The last point for every year except this one is the average for the year to December. This year only goes to May, so it's the average for the year to May - ie the average of Jan, Feb, March, April and May for 2016.

Greg Charles said...

Also, there are only seven months left this year, not eight. Great article though! I'm amazed how fast Sou can pull all this information together.

Sou said...

Thanks, Greg - and good catch :) (Fixed)

grindupBaker said...

I agree. 2015/16 must be higher GMST than so-yesterday so-called Holocene Optimum 8,000 years ago. Our next exciting goal is Eemian Optimum 133,000 years ago. Go team !

Sheldon Walker said...

Sou,

I told you last month that there was a run of 9 (yes, nine) hottest months in a row from January 1944 to September 1944. This happened about 73 years ago, nothing like the 7,000 years that you are claiming.

The December before this run of 9 months was not a record month.

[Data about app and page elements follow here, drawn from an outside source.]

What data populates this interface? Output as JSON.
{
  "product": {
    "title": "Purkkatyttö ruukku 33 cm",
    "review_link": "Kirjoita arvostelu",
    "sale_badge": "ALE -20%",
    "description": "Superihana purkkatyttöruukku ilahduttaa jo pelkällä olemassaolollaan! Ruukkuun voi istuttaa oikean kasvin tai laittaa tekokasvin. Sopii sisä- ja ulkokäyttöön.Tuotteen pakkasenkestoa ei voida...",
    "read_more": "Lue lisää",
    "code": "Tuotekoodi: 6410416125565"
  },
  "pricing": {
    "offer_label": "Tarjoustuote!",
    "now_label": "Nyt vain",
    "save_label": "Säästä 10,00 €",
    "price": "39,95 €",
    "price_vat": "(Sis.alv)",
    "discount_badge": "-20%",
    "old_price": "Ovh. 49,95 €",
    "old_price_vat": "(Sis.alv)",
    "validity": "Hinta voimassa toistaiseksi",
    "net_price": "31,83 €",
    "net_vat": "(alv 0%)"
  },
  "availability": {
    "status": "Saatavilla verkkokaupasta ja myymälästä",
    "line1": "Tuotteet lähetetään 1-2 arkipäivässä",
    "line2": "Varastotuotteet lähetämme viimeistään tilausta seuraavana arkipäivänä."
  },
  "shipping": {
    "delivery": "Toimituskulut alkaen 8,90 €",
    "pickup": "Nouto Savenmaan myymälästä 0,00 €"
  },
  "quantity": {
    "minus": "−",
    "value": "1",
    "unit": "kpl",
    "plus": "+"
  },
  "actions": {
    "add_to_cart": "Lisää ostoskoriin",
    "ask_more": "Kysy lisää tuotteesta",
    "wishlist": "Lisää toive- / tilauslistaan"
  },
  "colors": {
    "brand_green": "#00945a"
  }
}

But the October and November just before that were also record months. So the were 11 record months in a 12 month period.

Sou said...

That was diligent sleuthing on your part, Sheldon. Thing is, as I wrote above and said to you at the time, the temperatures pre-1950 were most certainly eclipsed by higher temperatures between 7000 years ago and now. Therefore they would not have constituted a run of "hottest" looking back over that period. By contrast, it would be much less likely that in the past 7,000 years there has been a run of months with hotter temperatures than those we've just seen.

Sou said...

Two more points are worth making as well.

The sea surface temperatures in WWII are not all that reliable, in that it is difficult to calibrate them with sea surface temperature before and after. (The wartime vessels were fewer and constructed differently.) There is an unusual hike around that time for which there isn't an explanation AFAIK, other than that.

The other point is that the earlier you are in the instrumental record, the more likely it is that you'll have records broken - both high and low.

Those two points aren't relevant to the 7000 year record I'm talking about. I just thought they were worth adding:)

Tadaaa said...

Figures 1 & 2 seem to illustrate Sheldons point quite, well at least graphically speaking

But, to me they do an even better job of showing how ridulous it is too

Harry Twinotter said...

It doesn't look like Sheldon Walker read Sou's answer from May 2016.

Hautbois said...

In terms of consecutive record-breaking months in this GISTemp dataset (LOTI), 1997-98 had 6 in a row (Sep-Feb), then a month off (March 1990 was warmer), then another 5 months in a row (Apr-Aug).

For 2015-16 to hit 9 in a row, June's anomaly would need to exceed 0.78, and then for 10 in a row August must be >0.74...moderate likelihood for those maybe? 11 or 12 months in a row seem much less likely though: September would need to be >0.81 (Sep 2014) and October >0.90 (Oct 2014).